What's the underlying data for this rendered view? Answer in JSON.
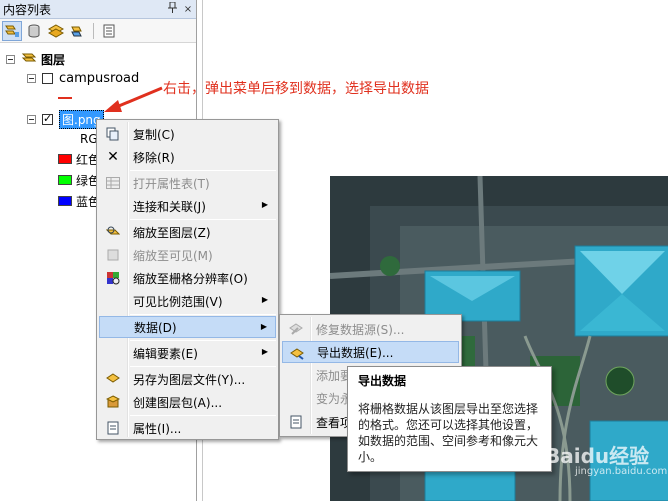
{
  "panel": {
    "title": "内容列表",
    "pin": "ᵖ",
    "close": "×"
  },
  "tree": {
    "root_label": "图层",
    "layer1_label": "campusroad",
    "layer2_label": "图.png",
    "rgb_label": "RG",
    "legend": [
      {
        "label": "红色",
        "color": "#ff0000"
      },
      {
        "label": "绿色",
        "color": "#00ff00"
      },
      {
        "label": "蓝色",
        "color": "#0000ff"
      }
    ]
  },
  "annotation": "右击，弹出菜单后移到数据，选择导出数据",
  "context_menu": {
    "items": [
      {
        "label": "复制(C)",
        "icon": "copy-icon",
        "disabled": false
      },
      {
        "label": "移除(R)",
        "icon": "remove-icon",
        "disabled": false
      },
      {
        "label": "打开属性表(T)",
        "icon": "table-icon",
        "disabled": true
      },
      {
        "label": "连接和关联(J)",
        "icon": "",
        "disabled": false,
        "submenu": true
      },
      {
        "label": "缩放至图层(Z)",
        "icon": "zoom-layer-icon",
        "disabled": false
      },
      {
        "label": "缩放至可见(M)",
        "icon": "zoom-visible-icon",
        "disabled": true
      },
      {
        "label": "缩放至栅格分辨率(O)",
        "icon": "raster-resolution-icon",
        "disabled": false
      },
      {
        "label": "可见比例范围(V)",
        "icon": "",
        "disabled": false,
        "submenu": true
      },
      {
        "label": "数据(D)",
        "icon": "",
        "disabled": false,
        "submenu": true,
        "highlighted": true
      },
      {
        "label": "编辑要素(E)",
        "icon": "",
        "disabled": false,
        "submenu": true
      },
      {
        "label": "另存为图层文件(Y)...",
        "icon": "layer-file-icon",
        "disabled": false
      },
      {
        "label": "创建图层包(A)...",
        "icon": "layer-package-icon",
        "disabled": false
      },
      {
        "label": "属性(I)...",
        "icon": "properties-icon",
        "disabled": false
      }
    ]
  },
  "submenu": {
    "items": [
      {
        "label": "修复数据源(S)...",
        "disabled": true
      },
      {
        "label": "导出数据(E)...",
        "disabled": false,
        "highlighted": true
      },
      {
        "label": "添加要",
        "disabled": true
      },
      {
        "label": "变为永",
        "disabled": true
      },
      {
        "label": "查看项",
        "disabled": false
      }
    ]
  },
  "tooltip": {
    "title": "导出数据",
    "body": "将栅格数据从该图层导出至您选择的格式。您还可以选择其他设置，如数据的范围、空间参考和像元大小。"
  },
  "watermark": {
    "main": "Baidu经验",
    "sub": "jingyan.baidu.com"
  },
  "colors": {
    "accent_red": "#e0301e",
    "selection_blue": "#3399ff",
    "menu_highlight": "#c5dcf7"
  }
}
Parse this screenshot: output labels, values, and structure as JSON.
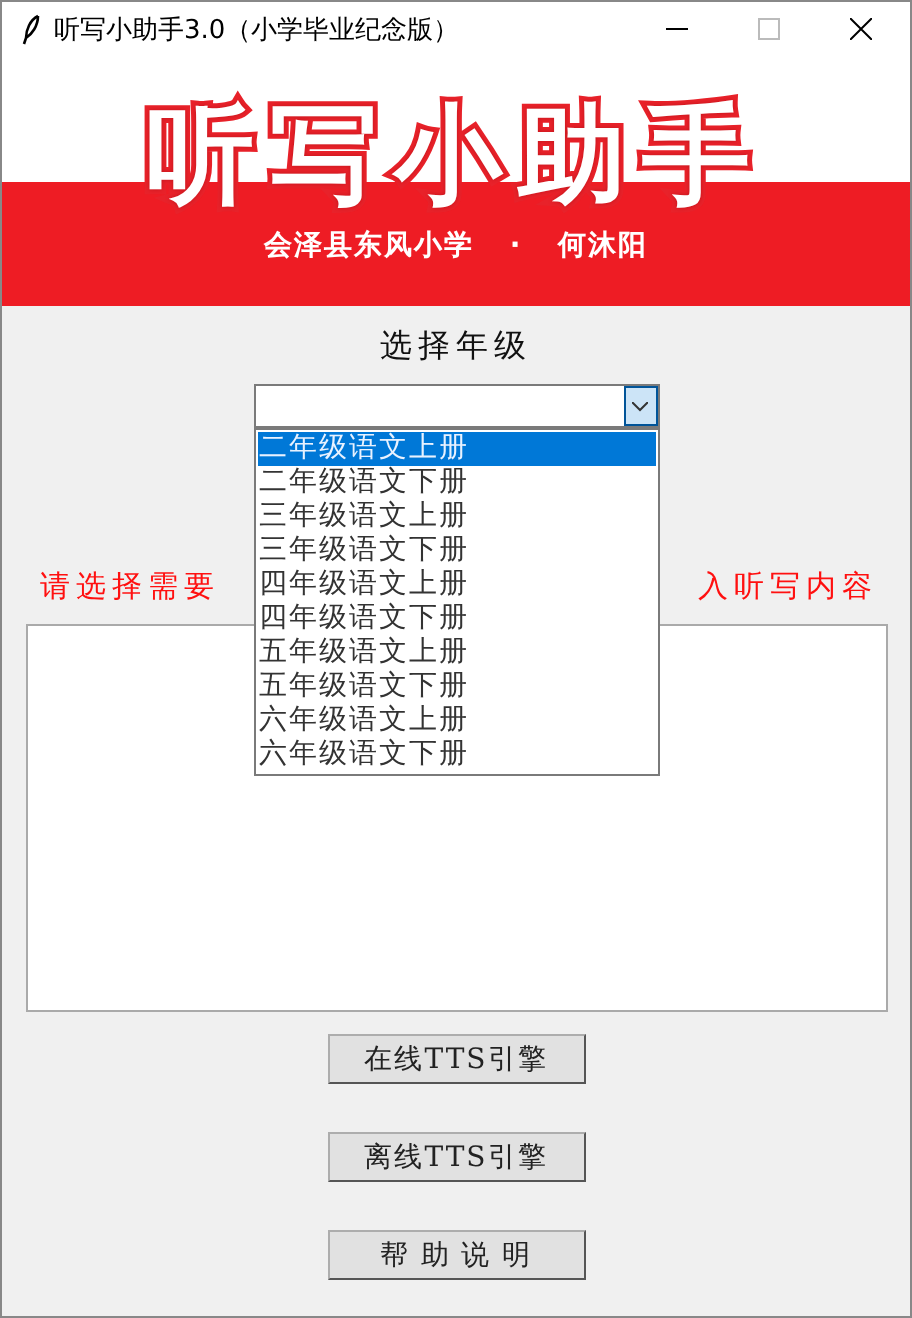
{
  "window": {
    "title": "听写小助手3.0（小学毕业纪念版）"
  },
  "banner": {
    "title": "听写小助手",
    "subtitle": "会泽县东风小学 · 何沐阳"
  },
  "grade": {
    "label": "选择年级",
    "expanded": true,
    "options": [
      {
        "label": "二年级语文上册",
        "selected": true
      },
      {
        "label": "二年级语文下册",
        "selected": false
      },
      {
        "label": "三年级语文上册",
        "selected": false
      },
      {
        "label": "三年级语文下册",
        "selected": false
      },
      {
        "label": "四年级语文上册",
        "selected": false
      },
      {
        "label": "四年级语文下册",
        "selected": false
      },
      {
        "label": "五年级语文上册",
        "selected": false
      },
      {
        "label": "五年级语文下册",
        "selected": false
      },
      {
        "label": "六年级语文上册",
        "selected": false
      },
      {
        "label": "六年级语文下册",
        "selected": false
      }
    ]
  },
  "instruction": {
    "left": "请选择需要",
    "right": "入听写内容"
  },
  "buttons": [
    "在线TTS引擎",
    "离线TTS引擎",
    "帮 助 说 明"
  ]
}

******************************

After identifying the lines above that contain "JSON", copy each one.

Response:
What's the underlying data for this rendered view? Answer in JSON.
Parse this screenshot: output labels, values, and structure as JSON.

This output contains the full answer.